SUPPLIED RECORDS.
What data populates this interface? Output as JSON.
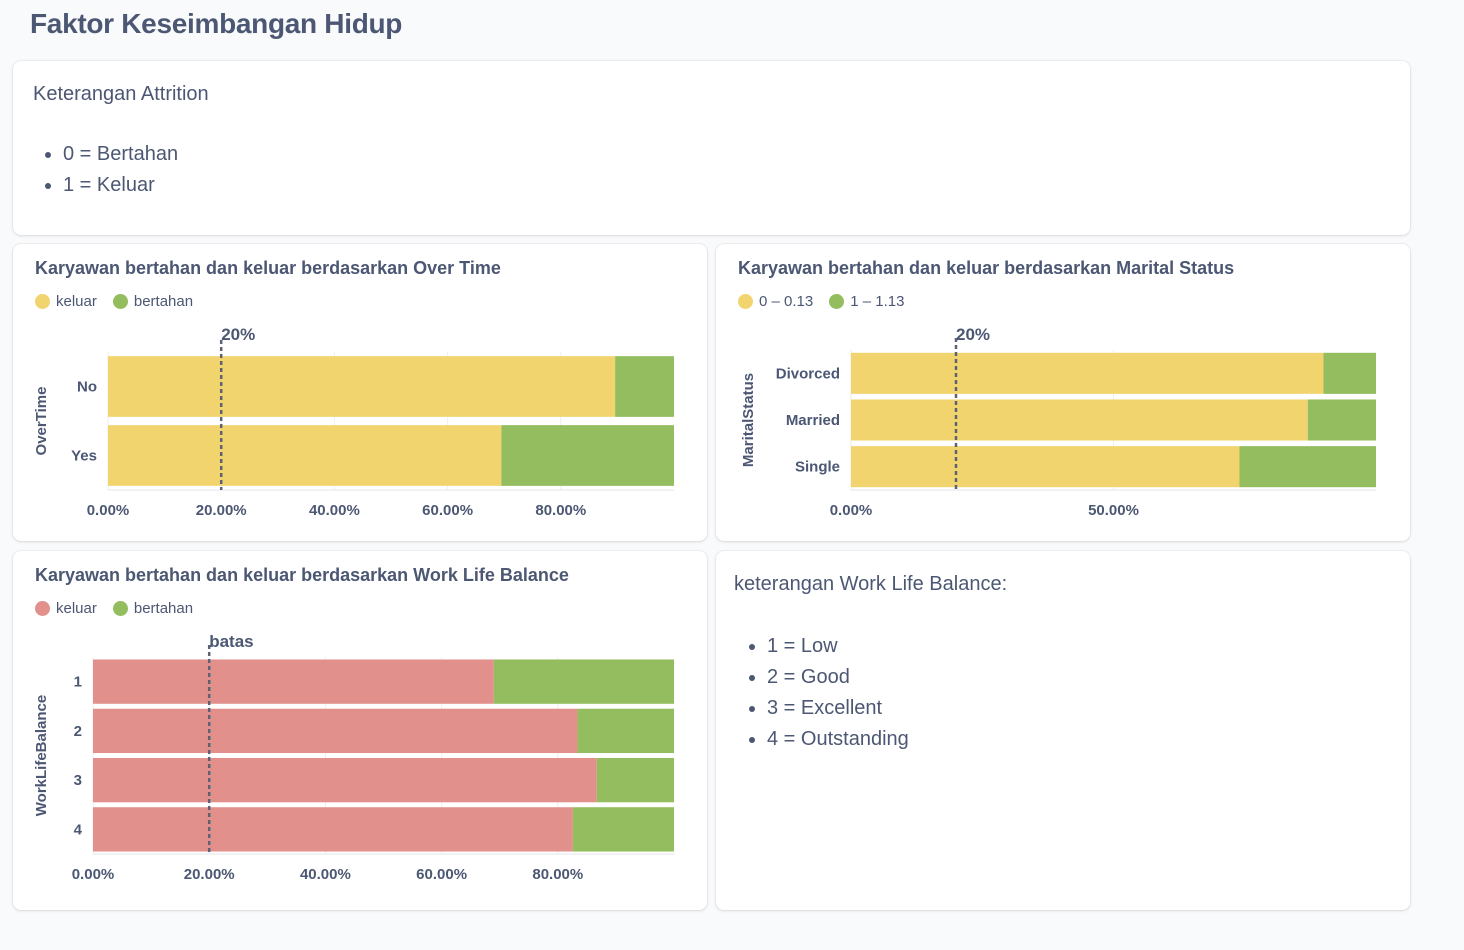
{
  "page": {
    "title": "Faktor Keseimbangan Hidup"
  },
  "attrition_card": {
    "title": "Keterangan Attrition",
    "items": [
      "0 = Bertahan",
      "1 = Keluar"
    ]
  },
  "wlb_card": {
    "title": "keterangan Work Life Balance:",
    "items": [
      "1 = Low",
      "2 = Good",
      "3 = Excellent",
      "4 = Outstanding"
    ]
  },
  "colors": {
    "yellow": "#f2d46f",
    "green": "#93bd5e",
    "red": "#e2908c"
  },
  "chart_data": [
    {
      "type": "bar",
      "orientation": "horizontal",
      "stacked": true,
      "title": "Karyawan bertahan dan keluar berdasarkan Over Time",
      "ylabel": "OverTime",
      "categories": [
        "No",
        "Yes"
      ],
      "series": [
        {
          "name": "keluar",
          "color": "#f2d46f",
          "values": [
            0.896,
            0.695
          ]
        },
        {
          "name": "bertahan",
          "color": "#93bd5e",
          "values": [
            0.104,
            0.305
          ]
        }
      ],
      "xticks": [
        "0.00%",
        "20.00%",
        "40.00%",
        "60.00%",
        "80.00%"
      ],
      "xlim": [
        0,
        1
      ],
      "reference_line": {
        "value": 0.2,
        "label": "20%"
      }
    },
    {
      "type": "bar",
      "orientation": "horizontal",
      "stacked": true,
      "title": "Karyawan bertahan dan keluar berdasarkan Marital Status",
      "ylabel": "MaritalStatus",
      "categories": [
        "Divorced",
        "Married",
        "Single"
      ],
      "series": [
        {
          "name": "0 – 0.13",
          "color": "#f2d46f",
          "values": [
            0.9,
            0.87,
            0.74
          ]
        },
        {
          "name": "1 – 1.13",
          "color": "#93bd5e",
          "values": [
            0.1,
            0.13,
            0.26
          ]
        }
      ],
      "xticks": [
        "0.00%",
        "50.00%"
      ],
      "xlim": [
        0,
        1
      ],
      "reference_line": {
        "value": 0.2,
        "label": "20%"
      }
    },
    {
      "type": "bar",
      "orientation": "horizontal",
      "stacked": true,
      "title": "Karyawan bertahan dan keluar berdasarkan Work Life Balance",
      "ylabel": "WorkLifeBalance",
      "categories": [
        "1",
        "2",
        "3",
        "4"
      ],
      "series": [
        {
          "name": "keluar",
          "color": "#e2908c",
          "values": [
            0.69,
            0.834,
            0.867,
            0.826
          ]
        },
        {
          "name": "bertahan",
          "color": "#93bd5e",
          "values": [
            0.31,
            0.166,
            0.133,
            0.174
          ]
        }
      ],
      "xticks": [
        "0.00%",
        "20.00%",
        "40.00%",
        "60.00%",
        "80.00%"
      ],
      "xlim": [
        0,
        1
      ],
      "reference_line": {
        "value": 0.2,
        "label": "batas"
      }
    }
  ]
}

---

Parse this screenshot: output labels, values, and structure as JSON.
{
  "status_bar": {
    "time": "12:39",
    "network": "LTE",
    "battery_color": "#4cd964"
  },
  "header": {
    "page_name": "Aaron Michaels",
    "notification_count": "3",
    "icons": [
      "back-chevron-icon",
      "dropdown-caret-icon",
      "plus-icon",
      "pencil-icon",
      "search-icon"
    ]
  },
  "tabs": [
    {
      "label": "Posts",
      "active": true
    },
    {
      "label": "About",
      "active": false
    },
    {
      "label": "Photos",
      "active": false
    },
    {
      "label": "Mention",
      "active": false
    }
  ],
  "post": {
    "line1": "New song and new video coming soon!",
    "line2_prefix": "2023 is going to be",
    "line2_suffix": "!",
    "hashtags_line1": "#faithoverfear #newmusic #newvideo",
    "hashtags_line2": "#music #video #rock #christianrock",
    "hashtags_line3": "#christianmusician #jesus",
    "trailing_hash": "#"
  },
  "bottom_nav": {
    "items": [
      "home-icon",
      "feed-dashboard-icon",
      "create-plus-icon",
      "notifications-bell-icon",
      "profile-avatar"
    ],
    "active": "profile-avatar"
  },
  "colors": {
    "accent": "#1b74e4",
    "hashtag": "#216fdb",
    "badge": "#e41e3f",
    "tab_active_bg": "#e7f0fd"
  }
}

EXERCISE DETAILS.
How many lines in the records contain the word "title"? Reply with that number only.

ANSWER.
6